It was along this main road that the 33kV incoming supply of the authority would be taken from via a loop-in loop-out method.

Picture 9 - Cable bridge construction in progress

(Click on the picture to enlarge it)
This is the last picture for today. I show this one for those who are interested in the bridge column and foundation.

You cannot see the foundation, but it was not a pile-type. The foundation was constructed as a simple large plate without piling.

Okey guys. That is all I can give today.

See you again in the next post.

Copyright Electric cable bridge

Wednesday, February 12, 2014

Electric transmission lines across Nile River

Only one picture today: a photograph of a high voltage transmission line across the Nile River in Egypt.

xxx - - ABOUT THE AUTHOR: Visit - - xxx

Hello everyone. It has been quite a while since my last post. In fact I only sent just a few posts for the whole of last year,  2013.

For that I owe some apologies to loyal followers of this blog. I know that a considerable number of young engineers find many pictures here useful for them.

I also noticed in the past one year that many students follow this blog.
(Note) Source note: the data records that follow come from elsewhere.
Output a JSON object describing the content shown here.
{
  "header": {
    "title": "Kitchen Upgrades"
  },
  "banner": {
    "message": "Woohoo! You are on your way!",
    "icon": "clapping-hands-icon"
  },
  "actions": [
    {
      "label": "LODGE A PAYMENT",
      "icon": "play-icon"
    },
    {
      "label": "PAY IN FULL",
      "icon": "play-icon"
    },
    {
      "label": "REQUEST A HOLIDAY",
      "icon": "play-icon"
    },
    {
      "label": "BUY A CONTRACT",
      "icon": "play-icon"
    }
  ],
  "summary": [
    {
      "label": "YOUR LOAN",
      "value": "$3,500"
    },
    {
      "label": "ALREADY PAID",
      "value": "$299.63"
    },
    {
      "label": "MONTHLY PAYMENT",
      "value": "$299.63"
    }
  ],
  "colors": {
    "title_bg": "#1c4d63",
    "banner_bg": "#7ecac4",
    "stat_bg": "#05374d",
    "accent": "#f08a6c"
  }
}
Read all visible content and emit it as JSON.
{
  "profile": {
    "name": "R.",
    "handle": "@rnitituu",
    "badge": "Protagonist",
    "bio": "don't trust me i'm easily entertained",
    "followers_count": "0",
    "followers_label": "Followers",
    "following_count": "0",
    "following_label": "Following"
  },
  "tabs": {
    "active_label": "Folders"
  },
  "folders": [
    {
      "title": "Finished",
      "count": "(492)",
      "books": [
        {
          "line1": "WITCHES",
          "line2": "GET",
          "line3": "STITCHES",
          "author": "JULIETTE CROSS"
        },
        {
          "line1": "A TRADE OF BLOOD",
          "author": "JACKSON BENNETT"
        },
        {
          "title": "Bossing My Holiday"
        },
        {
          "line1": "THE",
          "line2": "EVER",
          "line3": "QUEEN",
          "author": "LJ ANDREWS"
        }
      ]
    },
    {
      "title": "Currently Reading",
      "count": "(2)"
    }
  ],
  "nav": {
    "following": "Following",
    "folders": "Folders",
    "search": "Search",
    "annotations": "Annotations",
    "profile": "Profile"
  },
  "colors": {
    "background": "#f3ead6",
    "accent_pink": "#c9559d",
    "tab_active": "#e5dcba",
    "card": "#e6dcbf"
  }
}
Again, please accept my apologies. It has been a really busy season for me in the past one year or so.

That is a fact of life for many of us in the construction industry. In some projects the work demands sometimes suck the life out of us. This is no joke.

Okey,  folks. That's enough hugs and kisses. Now back to the above picture.

It must seem a bit unusual to regular readers that I post this kind of picture. Usually the pictures are about cables,  wiring,  etc. Definitely not about high voltage transmission lines.

Actually I am running out of new pictures and this is the type of new ones that I have.

With this picture also I am announcing that I am now in Egypt. In Cairo to be precise.

Currently I am taking Arabic courses here while searching for a job. Not a job in Egypt,  but in other Middle-East states. Probably in Saudi,  UAE or Qatar. Being new in this region I will probably accept the first offer that I get to minimize the risk of being unemployed too long.

Today also is the day that readers can see my identity. All the while this blog has been deliberately developed and vigorously experimented to suit fundamental SEO (search engine optimization) principles and to maximize readers' clicks on Google's advertisements.

It was easier for me to do so if I kept my identity hidden. I knew this made the blog somewhat un-professional,  but then I never meant for it to be a professional blog in the first place, and I still don't.

So why expose my identity now? I will explain that some other time. As for now, those who wish to contact me can visit my facebook page as before. Or they can visit my LinkedIn page as indicated by the link below the picture above.

Readers may also soon notice that I am gradually revising a number of my earlier posts since this blog is now indirectly associated with my professional public image.

Okey guys. I need to switch off now, but I will see you all again soon enough.

Chowww !!

Note: I am sending this post from my Samsung Note. It's kind of ackward to type long posts using this thing.

And photo editting is also another problem.

Copyright Electric transmission lines across Nile River